About Don

My name is Don Scrooby and I live in The United Kingdom. I feel that more than anything else, nature, and the objective things around us, convey a speech and a message we always need to listen to and follow. This kind of listening is life-giving and there is a certain form spirituality about it. In this blog, through the the photographic image and accompanying words, I’ve tried to share this experience as simply as I can. There is an underlying beauty in nature we all need to see and experience, especially in this day and age as we struggle to save our planet. Most of my shots are taken with a Fujifilm XT100 camera and my Iphone. I’m no professional Photographer, but I do enjoy outdoor walks with my simple gear trying to capture what I see and experience.

What will the Harvest be?

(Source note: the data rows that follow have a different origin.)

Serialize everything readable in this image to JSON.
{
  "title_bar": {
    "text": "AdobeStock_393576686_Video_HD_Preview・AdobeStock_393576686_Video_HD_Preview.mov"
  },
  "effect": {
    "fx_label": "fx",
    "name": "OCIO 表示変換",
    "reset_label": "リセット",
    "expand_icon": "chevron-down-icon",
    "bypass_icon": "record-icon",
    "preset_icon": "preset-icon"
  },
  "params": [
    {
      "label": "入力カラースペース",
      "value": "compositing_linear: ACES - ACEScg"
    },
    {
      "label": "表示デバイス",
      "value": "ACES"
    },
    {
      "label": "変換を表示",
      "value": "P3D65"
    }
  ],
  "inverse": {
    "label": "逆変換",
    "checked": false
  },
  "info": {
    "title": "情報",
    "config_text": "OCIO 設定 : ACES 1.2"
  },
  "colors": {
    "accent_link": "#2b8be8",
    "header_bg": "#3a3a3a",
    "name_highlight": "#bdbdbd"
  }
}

The cycle of life goes on. They’ve just ploughed the fields and planted the seed behind our backgarden, and now await this year’s growth and coming harvest. I can’t help but wonder what the harvest will look like that comes out of the seed planting during these dark and confining times. Will Nature’s voice be heard? Will lessons be learnt and be built into a future beyond this frightening and challenging time? I sincerely hope so.

Overly Exuberant

Another shot of our visit to Scotney Castle. Loved this scene of the old castle. 

This morning I was in the presence of what I can only describe as an overly exuberant person. Being more on the introverted side of things, encounters like these test my patience. I can’t join in because of my sense of incongruence, and a deadened response to it is just plain bad manners. So I find myself, at times, in these rather uncomfortable and in-between places. Fortunately, over the years, I’ve mastered a subtle and measured form of enthusiasm, which I reserve specifically for these encounters. I applied it in this case and it served me well.

From my Sketchbook

In the English landscape, you often see a single, sizable and old tree standing in a flat and expansive landscape. Although it has the look of loneliness about it, it’s locational rootedness is a positive affirmation of its presence and its right to be there. It makes no apologies for its presence.

Whenever I see such a tree, it affirms in me “my right to be here”  and I live and move through this beautiful world without any apology for my presence.

Daffodils

Yesterday, in the soft rain, I walked over to where we park our car. The sky and everything else seemed so grey – all a bit depressing. Then I saw them, pressed up against the trunk of a tree, a glorious clump of Daffodils. As I looked at them I was ushered into my day with a new sense of joy and vigour, and my mind turned to one of my favourite poets:

I wandered lonely as a cloud
That floats on high o’er vales and hills,
When all at once I saw a crowd,
A host, of golden daffodils;

 

From my Sketchbook

This scene of a section of the village a little way from ours, is one I pass regularly on my morning walks. Today, I decided to quickly sketch it. Not much sign of Spring yet, just one tree in full blossom.

Ruins

There’s something wonderful about ruins. They speak of age, memory and past lives, and stand as a living protest against time’s destruction. There’s a dignity about them, even in their decaying and worn-out appearance.

These ruins are part of the old Scotney Castle in Kent. Loved our visit there. Took this shot with my iPhone.